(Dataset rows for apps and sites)
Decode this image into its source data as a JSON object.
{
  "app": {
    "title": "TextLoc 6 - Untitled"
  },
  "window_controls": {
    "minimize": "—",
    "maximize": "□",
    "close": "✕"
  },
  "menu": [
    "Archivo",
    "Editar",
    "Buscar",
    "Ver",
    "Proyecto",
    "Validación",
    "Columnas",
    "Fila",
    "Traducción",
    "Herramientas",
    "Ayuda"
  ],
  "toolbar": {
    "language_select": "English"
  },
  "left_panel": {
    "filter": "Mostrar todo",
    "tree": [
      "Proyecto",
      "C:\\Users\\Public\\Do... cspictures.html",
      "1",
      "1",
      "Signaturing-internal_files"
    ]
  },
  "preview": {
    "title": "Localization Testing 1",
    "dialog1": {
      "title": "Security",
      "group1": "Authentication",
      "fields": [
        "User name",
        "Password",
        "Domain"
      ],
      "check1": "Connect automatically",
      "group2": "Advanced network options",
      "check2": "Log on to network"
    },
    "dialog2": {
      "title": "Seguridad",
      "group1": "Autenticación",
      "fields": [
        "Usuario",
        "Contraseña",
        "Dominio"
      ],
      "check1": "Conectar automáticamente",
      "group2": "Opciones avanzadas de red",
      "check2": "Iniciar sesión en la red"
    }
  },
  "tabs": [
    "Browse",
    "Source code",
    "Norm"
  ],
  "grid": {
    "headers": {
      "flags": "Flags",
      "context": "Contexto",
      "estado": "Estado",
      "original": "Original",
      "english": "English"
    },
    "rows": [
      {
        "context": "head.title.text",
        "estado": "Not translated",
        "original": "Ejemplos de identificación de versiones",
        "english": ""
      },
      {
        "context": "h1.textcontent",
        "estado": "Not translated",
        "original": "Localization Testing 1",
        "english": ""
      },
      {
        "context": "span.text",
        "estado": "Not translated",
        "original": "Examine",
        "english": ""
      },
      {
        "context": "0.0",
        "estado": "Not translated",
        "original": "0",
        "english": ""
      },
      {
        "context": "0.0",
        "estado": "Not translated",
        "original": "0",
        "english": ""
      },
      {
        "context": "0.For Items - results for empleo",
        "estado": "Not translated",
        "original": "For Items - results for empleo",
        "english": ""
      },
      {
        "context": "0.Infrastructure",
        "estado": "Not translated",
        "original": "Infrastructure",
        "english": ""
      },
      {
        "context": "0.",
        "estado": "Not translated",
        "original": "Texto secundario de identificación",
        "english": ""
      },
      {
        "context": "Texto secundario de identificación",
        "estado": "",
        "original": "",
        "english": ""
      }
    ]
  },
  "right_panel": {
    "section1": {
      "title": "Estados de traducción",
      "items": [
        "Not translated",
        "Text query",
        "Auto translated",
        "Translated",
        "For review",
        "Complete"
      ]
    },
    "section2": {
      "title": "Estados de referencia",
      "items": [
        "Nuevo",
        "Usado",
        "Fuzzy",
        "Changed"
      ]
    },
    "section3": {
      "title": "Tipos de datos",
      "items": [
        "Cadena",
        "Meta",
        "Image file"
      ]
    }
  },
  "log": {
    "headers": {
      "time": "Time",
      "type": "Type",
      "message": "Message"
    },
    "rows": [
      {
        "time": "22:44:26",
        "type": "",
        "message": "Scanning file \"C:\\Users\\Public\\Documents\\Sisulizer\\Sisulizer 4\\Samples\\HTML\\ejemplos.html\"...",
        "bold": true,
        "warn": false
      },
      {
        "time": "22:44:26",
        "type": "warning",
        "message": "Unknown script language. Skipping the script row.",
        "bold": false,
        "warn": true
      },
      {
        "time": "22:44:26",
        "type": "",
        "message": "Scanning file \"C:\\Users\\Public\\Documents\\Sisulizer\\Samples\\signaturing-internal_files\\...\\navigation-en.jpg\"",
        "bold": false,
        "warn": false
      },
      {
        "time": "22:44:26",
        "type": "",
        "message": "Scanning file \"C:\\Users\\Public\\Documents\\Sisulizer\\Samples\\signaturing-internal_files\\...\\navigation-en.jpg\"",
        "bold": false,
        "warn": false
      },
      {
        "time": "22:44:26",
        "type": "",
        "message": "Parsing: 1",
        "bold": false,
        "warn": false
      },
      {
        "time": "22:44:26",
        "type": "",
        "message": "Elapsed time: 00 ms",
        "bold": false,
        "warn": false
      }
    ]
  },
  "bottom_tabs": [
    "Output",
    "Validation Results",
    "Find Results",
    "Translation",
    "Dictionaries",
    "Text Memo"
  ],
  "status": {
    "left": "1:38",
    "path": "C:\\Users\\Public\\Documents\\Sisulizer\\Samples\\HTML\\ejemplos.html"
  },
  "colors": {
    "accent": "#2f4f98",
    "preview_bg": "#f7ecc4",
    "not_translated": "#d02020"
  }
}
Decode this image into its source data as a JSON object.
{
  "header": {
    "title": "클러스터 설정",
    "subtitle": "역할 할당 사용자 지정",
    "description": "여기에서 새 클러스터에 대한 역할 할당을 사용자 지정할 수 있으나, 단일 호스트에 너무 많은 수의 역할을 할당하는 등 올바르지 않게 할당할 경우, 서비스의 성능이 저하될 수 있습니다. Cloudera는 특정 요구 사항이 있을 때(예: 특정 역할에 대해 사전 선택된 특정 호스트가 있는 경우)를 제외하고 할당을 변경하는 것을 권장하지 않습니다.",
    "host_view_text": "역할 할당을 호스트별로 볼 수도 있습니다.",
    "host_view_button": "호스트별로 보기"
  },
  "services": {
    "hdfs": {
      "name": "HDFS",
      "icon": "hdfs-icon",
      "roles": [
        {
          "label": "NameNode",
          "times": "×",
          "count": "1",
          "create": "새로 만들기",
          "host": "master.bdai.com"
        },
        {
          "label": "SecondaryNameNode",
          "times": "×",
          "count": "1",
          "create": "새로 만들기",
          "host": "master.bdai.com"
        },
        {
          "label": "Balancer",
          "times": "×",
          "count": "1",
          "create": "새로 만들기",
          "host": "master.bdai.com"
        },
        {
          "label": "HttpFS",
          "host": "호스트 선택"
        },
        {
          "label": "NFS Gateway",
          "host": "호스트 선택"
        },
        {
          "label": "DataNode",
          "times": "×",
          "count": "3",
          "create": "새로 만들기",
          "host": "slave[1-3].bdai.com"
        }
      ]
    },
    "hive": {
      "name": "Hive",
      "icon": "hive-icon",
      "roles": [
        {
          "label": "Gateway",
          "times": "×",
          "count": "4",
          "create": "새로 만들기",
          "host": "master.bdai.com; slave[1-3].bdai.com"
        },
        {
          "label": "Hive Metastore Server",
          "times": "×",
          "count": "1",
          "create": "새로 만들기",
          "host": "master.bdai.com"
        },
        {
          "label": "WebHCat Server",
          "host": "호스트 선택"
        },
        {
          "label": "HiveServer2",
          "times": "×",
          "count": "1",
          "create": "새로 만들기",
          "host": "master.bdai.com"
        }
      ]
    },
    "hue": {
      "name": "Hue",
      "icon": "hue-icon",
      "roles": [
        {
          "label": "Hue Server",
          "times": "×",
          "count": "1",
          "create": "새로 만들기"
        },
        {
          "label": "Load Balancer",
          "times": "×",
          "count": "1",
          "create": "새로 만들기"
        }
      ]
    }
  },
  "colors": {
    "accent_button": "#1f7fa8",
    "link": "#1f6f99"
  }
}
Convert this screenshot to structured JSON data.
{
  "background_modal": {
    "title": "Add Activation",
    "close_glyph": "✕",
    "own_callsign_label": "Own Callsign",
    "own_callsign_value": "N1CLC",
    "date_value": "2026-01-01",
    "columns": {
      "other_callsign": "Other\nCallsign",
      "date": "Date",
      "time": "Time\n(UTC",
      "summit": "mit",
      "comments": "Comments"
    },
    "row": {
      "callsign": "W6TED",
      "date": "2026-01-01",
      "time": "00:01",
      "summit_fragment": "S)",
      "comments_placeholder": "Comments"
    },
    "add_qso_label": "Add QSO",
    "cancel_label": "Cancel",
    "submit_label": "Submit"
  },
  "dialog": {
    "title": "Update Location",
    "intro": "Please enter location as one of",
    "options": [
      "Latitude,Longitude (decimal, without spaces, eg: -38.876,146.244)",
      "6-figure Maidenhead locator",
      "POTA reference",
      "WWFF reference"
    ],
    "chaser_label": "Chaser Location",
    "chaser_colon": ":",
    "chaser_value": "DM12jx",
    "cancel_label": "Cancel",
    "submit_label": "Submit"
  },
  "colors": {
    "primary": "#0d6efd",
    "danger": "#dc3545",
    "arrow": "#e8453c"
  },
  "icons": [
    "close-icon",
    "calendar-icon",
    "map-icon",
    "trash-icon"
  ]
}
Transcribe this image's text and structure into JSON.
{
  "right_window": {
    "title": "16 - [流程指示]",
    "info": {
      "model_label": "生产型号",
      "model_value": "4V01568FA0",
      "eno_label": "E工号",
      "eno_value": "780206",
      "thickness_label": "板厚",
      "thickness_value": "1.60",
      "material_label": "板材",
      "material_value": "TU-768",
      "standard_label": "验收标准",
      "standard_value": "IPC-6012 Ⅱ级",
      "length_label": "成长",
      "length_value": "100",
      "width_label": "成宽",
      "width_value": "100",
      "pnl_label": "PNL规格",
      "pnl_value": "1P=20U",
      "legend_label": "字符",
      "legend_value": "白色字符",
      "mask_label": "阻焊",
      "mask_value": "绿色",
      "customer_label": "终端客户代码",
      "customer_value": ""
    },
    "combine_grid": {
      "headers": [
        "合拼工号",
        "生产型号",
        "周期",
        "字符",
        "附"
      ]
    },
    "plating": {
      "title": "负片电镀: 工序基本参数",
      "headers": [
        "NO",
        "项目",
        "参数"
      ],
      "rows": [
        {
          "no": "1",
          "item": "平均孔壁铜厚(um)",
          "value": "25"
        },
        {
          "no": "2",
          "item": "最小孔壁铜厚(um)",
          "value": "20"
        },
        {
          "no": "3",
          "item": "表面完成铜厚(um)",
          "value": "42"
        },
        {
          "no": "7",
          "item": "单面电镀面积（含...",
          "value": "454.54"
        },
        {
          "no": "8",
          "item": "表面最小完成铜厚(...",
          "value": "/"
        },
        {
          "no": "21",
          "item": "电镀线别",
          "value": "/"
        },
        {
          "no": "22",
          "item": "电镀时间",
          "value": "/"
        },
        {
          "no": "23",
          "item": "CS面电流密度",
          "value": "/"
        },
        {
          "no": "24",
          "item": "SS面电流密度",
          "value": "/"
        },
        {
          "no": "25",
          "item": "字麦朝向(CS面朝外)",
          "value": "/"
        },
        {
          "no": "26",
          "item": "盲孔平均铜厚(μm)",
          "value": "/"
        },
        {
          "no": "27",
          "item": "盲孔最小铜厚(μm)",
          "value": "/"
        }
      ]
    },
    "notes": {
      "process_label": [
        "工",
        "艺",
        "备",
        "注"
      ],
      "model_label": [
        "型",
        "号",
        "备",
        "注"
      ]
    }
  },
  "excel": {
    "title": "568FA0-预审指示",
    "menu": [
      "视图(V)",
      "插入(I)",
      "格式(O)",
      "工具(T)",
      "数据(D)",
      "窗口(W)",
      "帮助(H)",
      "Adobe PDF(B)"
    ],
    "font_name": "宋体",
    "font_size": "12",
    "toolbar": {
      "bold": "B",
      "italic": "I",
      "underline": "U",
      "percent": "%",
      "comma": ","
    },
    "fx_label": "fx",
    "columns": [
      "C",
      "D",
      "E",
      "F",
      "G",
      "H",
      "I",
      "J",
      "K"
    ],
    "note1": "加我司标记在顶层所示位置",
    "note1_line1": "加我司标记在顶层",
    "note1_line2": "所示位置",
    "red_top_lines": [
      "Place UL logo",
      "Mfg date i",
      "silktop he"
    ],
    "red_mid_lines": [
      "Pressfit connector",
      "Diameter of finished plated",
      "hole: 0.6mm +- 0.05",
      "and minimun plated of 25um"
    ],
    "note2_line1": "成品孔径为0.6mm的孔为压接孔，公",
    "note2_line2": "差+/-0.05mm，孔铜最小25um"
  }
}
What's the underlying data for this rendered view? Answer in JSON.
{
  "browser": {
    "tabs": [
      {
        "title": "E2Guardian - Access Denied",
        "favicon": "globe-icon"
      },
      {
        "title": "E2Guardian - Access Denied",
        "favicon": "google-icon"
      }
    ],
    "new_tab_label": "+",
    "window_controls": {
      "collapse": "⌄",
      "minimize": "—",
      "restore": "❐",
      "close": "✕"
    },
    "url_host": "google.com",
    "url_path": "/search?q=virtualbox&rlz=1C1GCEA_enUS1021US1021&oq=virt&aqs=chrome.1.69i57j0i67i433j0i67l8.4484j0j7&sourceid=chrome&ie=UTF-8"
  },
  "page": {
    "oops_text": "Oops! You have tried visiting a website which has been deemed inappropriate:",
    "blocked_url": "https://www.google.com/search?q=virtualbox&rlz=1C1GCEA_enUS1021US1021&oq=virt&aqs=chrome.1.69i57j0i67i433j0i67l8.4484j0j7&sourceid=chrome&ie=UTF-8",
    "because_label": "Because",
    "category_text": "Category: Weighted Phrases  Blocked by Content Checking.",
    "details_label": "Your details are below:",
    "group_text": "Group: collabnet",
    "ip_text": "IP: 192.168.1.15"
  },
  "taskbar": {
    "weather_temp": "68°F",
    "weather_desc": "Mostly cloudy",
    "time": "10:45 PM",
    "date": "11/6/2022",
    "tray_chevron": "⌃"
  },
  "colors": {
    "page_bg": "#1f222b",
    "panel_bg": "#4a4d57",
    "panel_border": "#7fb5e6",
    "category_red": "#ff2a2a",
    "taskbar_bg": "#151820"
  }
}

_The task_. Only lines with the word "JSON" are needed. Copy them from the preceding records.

_Task answer_.
Decode this image into its source data as a JSON object.
Decode this image into its source data as a JSON object.
Convert this screenshot to structured JSON data.
Transcribe this image's text and structure into JSON.
What's the underlying data for this rendered view? Answer in JSON.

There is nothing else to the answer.